1. Not finding help here? Sign up for a free 30min tutor trial with Chegg Tutors
    Dismiss Notice
Dismiss Notice
Join Physics Forums Today!
The friendliest, high quality science and math community on the planet! Everyone who loves science is here!

Relativity Question

  1. Sep 10, 2005 #1
    Hi all. I just started a modern physics course and I am having a difficult time conceptualizing the material right from the beginning. No homework yet..., but a question from the text reads:

    Q. Since the velocity components of a moving particle are different in relatively moving frames, the directions of the velocity vectors are also different, in general. Explain why the fact that observers in S and S' measure different directions for a particle's motion is not an inconsistency in their observations.

    I feel like if someone worked through this I could grasp the material better. As of right now I would say both observations are correct because the particle is being measured relative to each observer.

    Thanks
     
  2. jcsd
  3. Sep 10, 2005 #2

    Doc Al

    User Avatar

    Staff: Mentor

    You should try to think this through for yourself. I'm sure you are learning these facts: that measurements of length and time depend on the velocity of the frame doing the measuring. But there is a key difference between those two kinds of measurements. Hint: A moving clock will be measured to run slow no matter what direction it moves, but the length a moving object will only be measured differently in the direction of its motion.
     
  4. Sep 10, 2005 #3
    what is velocity in differential form? the change of what with respect to what?

    what kind of strange things are byproducts of the lorentz transformations?

    i'm just learning special relativity too, hope that helps?
     
  5. Sep 10, 2005 #4
    Q. Since the velocity components of a moving particle are different in relatively moving frames, the directions of the velocity vectors are also different, in general. Explain why the fact that observers in S and S' measure different directions for a particle's motion is not an inconsistency in their observations.

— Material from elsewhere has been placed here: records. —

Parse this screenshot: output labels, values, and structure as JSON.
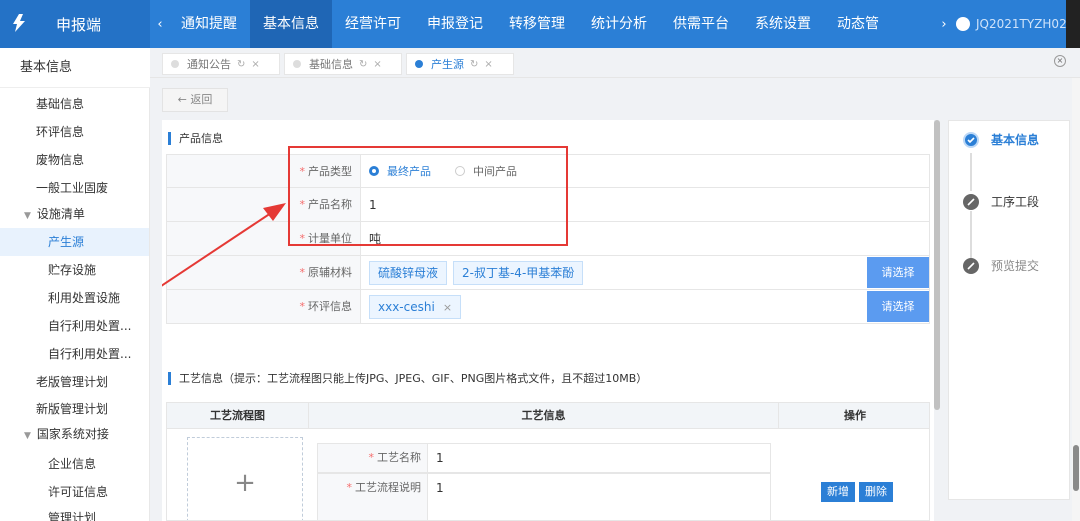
{
  "app": {
    "title": "申报端"
  },
  "nav": {
    "prev_arrow": "‹",
    "next_arrow": "›",
    "items": [
      {
        "label": "通知提醒"
      },
      {
        "label": "基本信息",
        "active": true
      },
      {
        "label": "经营许可"
      },
      {
        "label": "申报登记"
      },
      {
        "label": "转移管理"
      },
      {
        "label": "统计分析"
      },
      {
        "label": "供需平台"
      },
      {
        "label": "系统设置"
      },
      {
        "label": "动态管"
      }
    ],
    "user": "JQ2021TYZH02"
  },
  "sidebar": {
    "title": "基本信息",
    "items": [
      {
        "label": "基础信息"
      },
      {
        "label": "环评信息"
      },
      {
        "label": "废物信息"
      },
      {
        "label": "一般工业固废"
      },
      {
        "label": "设施清单",
        "expandable": true
      },
      {
        "label": "产生源",
        "active": true
      },
      {
        "label": "贮存设施"
      },
      {
        "label": "利用处置设施"
      },
      {
        "label": "自行利用处置..."
      },
      {
        "label": "自行利用处置..."
      },
      {
        "label": "老版管理计划"
      },
      {
        "label": "新版管理计划"
      },
      {
        "label": "国家系统对接",
        "expandable": true
      },
      {
        "label": "企业信息"
      },
      {
        "label": "许可证信息"
      },
      {
        "label": "管理计划"
      }
    ]
  },
  "tabs": [
    {
      "label": "通知公告",
      "refresh": "↻",
      "close": "×"
    },
    {
      "label": "基础信息",
      "refresh": "↻",
      "close": "×"
    },
    {
      "label": "产生源",
      "refresh": "↻",
      "close": "×",
      "active": true
    }
  ],
  "back_label": "← 返回",
  "product": {
    "section_title": "产品信息",
    "type_label": "产品类型",
    "type_options": [
      "最终产品",
      "中间产品"
    ],
    "type_selected": "最终产品",
    "name_label": "产品名称",
    "name_value": "1",
    "unit_label": "计量单位",
    "unit_value": "吨",
    "materials_label": "原辅材料",
    "materials": [
      "硫酸锌母液",
      "2-叔丁基-4-甲基苯酚"
    ],
    "eia_label": "环评信息",
    "eia_tags": [
      "xxx-ceshi"
    ],
    "tag_remove": "×",
    "select_button": "请选择",
    "required_mark": "*"
  },
  "craft": {
    "section_title": "工艺信息（提示：工艺流程图只能上传JPG、JPEG、GIF、PNG图片格式文件，且不超过10MB）",
    "col_flowchart": "工艺流程图",
    "col_info": "工艺信息",
    "col_ops": "操作",
    "upload_symbol": "+",
    "name_label": "工艺名称",
    "name_value": "1",
    "desc_label": "工艺流程说明",
    "desc_value": "1",
    "add_button": "新增",
    "delete_button": "删除"
  },
  "steps": [
    {
      "label": "基本信息",
      "state": "active"
    },
    {
      "label": "工序工段",
      "state": "pending"
    },
    {
      "label": "预览提交",
      "state": "dim"
    }
  ],
  "colors": {
    "primary": "#2b7fd6",
    "highlight": "#e53935"
  }
}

    Now note they're saying in general. Mathematically speaking and usually, you try to set it up so the two frames have parallel x-axis' which means they do in fact have the same direction, but in general if S' is moving up or down at all, they won't. As for why it's not an inconsistency, I'm betting your book has a diagram with the lights and mirror clock thing, and if the mirror and light are moving you get that zigzag that forms the triangle that you can use to get the formula for time dilation. Well, in the moving frame they just see a light going back and forth like normal, in the stationary frame they see that zigzagging triangle, looking at the same thing, they see two different things(heh, that's so not worded right but you know what I mean)yet there is no inconsistency in their observations. See?
     
  6. Sep 11, 2005 #5

    lightgrav

    User Avatar
    Homework Helper

    FusiOn,

    you know the principle that
    absolute velocity cannot be measured.
    So now you realize what this implies: that
    different observers don't have to agree
    on the results of direction measurement either.
    (but if needed, these can be "converted")

    Would you feel better if they assigned a HW
    where you practice converting a direction angle?
    Even if the direction is not important?
     
Know someone interested in this topic? Share this thread via Reddit, Google+, Twitter, or Facebook

Have something to add?



Similar Discussions: Relativity Question
  1. Relativity Question (Replies: 3)

  2. Relativity question (Replies: 19)

  3. Relativity Question (Replies: 5)

  4. Relativity Question (Replies: 8)

  5. Relativity question (Replies: 1)

Loading...